Difference between revisions of "Violent video games"

From Conservapedia
Jump to: navigation, search
(Opinion, no scientific basis)
Line 1: Line 1:
'''Violent video games''' are [[video games]] that teach and encourage the players -- typically children -- to engage in horrific virtual violence. Teenagers playing these games are desensitized to indulge in horrible criminal acts<ref>http://www.townhall.com/columnists/PhyllisSchlafly/2008/04/07/violent_video_games_held_to_be_free_speech?page=2 </ref>. Examples include:
+
'''Violent video games''' are [[video games]] that teach and encourage the players -- typically children -- to engage in horrific virtual violence. Examples include:
  
 
* Postal 2: Apocalypse Weekend (M-rated) -- The ads for this game boast that new weapons will enable you "to hack your enemies to meaty bits!" It involves a game character who commits violent acts against unarmed civilians. Other features in the Postal series include: urinating on people to make them vomit in disgust, using cats as shotgun silencers, and playing fetch with dogs using human heads.
 
* Postal 2: Apocalypse Weekend (M-rated) -- The ads for this game boast that new weapons will enable you "to hack your enemies to meaty bits!" It involves a game character who commits violent acts against unarmed civilians. Other features in the Postal series include: urinating on people to make them vomit in disgust, using cats as shotgun silencers, and playing fetch with dogs using human heads.

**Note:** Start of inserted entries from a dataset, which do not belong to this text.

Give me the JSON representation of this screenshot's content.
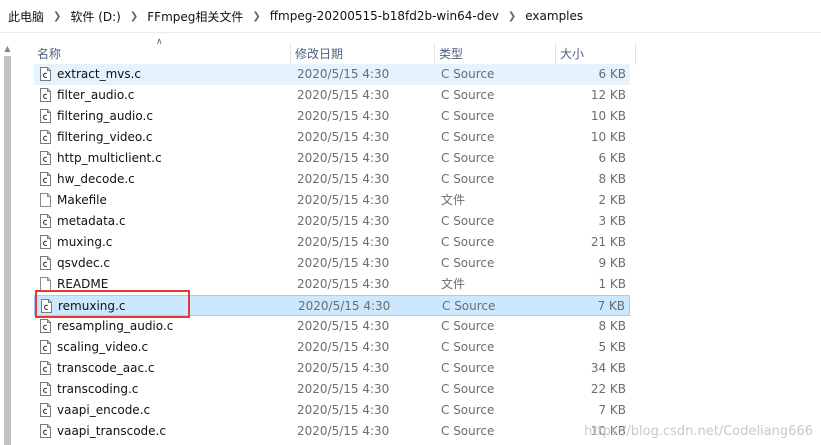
{
  "breadcrumb": [
    "此电脑",
    "软件 (D:)",
    "FFmpeg相关文件",
    "ffmpeg-20200515-b18fd2b-win64-dev",
    "examples"
  ],
  "columns": {
    "name": "名称",
    "date": "修改日期",
    "type": "类型",
    "size": "大小"
  },
  "files": [
    {
      "name": "extract_mvs.c",
      "date": "2020/5/15 4:30",
      "type": "C Source",
      "size": "6 KB",
      "icon": "c-source-file-icon",
      "state": "hover"
    },
    {
      "name": "filter_audio.c",
      "date": "2020/5/15 4:30",
      "type": "C Source",
      "size": "12 KB",
      "icon": "c-source-file-icon"
    },
    {
      "name": "filtering_audio.c",
      "date": "2020/5/15 4:30",
      "type": "C Source",
      "size": "10 KB",
      "icon": "c-source-file-icon"
    },
    {
      "name": "filtering_video.c",
      "date": "2020/5/15 4:30",
      "type": "C Source",
      "size": "10 KB",
      "icon": "c-source-file-icon"
    },
    {
      "name": "http_multiclient.c",
      "date": "2020/5/15 4:30",
      "type": "C Source",
      "size": "6 KB",
      "icon": "c-source-file-icon"
    },
    {
      "name": "hw_decode.c",
      "date": "2020/5/15 4:30",
      "type": "C Source",
      "size": "8 KB",
      "icon": "c-source-file-icon"
    },
    {
      "name": "Makefile",
      "date": "2020/5/15 4:30",
      "type": "文件",
      "size": "2 KB",
      "icon": "blank-file-icon"
    },
    {
      "name": "metadata.c",
      "date": "2020/5/15 4:30",
      "type": "C Source",
      "size": "3 KB",
      "icon": "c-source-file-icon"
    },
    {
      "name": "muxing.c",
      "date": "2020/5/15 4:30",
      "type": "C Source",
      "size": "21 KB",
      "icon": "c-source-file-icon"
    },
    {
      "name": "qsvdec.c",
      "date": "2020/5/15 4:30",
      "type": "C Source",
      "size": "9 KB",
      "icon": "c-source-file-icon"
    },
    {
      "name": "README",
      "date": "2020/5/15 4:30",
      "type": "文件",
      "size": "1 KB",
      "icon": "blank-file-icon"
    },
    {
      "name": "remuxing.c",
      "date": "2020/5/15 4:30",
      "type": "C Source",
      "size": "7 KB",
      "icon": "c-source-file-icon",
      "state": "selected"
    },
    {
      "name": "resampling_audio.c",
      "date": "2020/5/15 4:30",
      "type": "C Source",
      "size": "8 KB",
      "icon": "c-source-file-icon"
    },
    {
      "name": "scaling_video.c",
      "date": "2020/5/15 4:30",
      "type": "C Source",
      "size": "5 KB",
      "icon": "c-source-file-icon"
    },
    {
      "name": "transcode_aac.c",
      "date": "2020/5/15 4:30",
      "type": "C Source",
      "size": "34 KB",
      "icon": "c-source-file-icon"
    },
    {
      "name": "transcoding.c",
      "date": "2020/5/15 4:30",
      "type": "C Source",
      "size": "22 KB",
      "icon": "c-source-file-icon"
    },
    {
      "name": "vaapi_encode.c",
      "date": "2020/5/15 4:30",
      "type": "C Source",
      "size": "7 KB",
      "icon": "c-source-file-icon"
    },
    {
      "name": "vaapi_transcode.c",
      "date": "2020/5/15 4:30",
      "type": "C Source",
      "size": "10 KB",
      "icon": "c-source-file-icon"
    }
  ],
  "annotation": {
    "highlight_color": "#e53935",
    "highlighted_item": "remuxing.c"
  },
  "watermark": "https://blog.csdn.net/Codeliang666",
  "colors": {
    "selected_bg": "#cce8ff",
    "selected_border": "#99d1ff",
    "hover_bg": "#e5f3ff",
    "header_text": "#4d6082"
  }
}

Revision as of 05:57, 4 May 2008

Violent video games are video games that teach and encourage the players -- typically children -- to engage in horrific virtual violence. Examples include:

  • Postal 2: Apocalypse Weekend (M-rated) -- The ads for this game boast that new weapons will enable you "to hack your enemies to meaty bits!" It involves a game character who commits violent acts against unarmed civilians. Other features in the Postal series include: urinating on people to make them vomit in disgust, using cats as shotgun silencers, and playing fetch with dogs using human heads.
  • The Punisher (M-rated) -- Game player is able to jam knives into victims' sternums and pull up to increase the damage, cut off heads, ram a character's open mouth onto a curb, run a character over with a forklift, rip a character's arms off with an industrial hook, and set a character on fire in an electric chair.
  • Resident Evil: 4 (M-rated) -- Game player uses a special blood-splattered chainsaw controller designed for playing the game, which includes chainsaw decapitations and impalements, and characters ripping off other character's throats and biting off their heads.
  • Manhunt (M-rated) -- Game player's character is James Earl Cash, a convicted serial killer facing execution. The execution is ordered to be faked so that a character named "The Director" can use Cash as a star in a series of snuff films. As the Cash character kills other characters, by suffocating them with a plastic bag, slicing them up with a chainsaw, shooting them point blank with a nail gun, stabbing them in the eyeballs with a glass shard, or beheading them with a cleaver, The Director makes sexually vulgar comments. The game has two difficulty settings: fetish and hardcore.
  • God of War (M-rated) -- Game features disembowelment, mouth-stabbing, eye-gouging, severed limbs, and human sacrifice.
  • Silent Hill 1-4 -- large portions of these games involve roaming around decaying buildings and beating hideously malformed humanoid monsters to death with blunt instruments. (They may not actually be monsters...)[1]
  • Condemned -- Requires the player to bludgeon NPC's to death. Since the game is played on the wii it promotes the player to act out the gruesome killings.

The Court of Appeals for the Eighth Circuit declared this to be free speech and struck down a Minnesota law that prohibited minors from purchasing or renting video games bearing a "Mature" or "Adult Only" rating.[2]

See also

References

  1. "They look like monsters to you?"
  2. Entm't Software Ass'n v. Swanson, 2008 U.S. App. LEXIS 5634 (8th Cir. Mar. 17, 2008).

Sources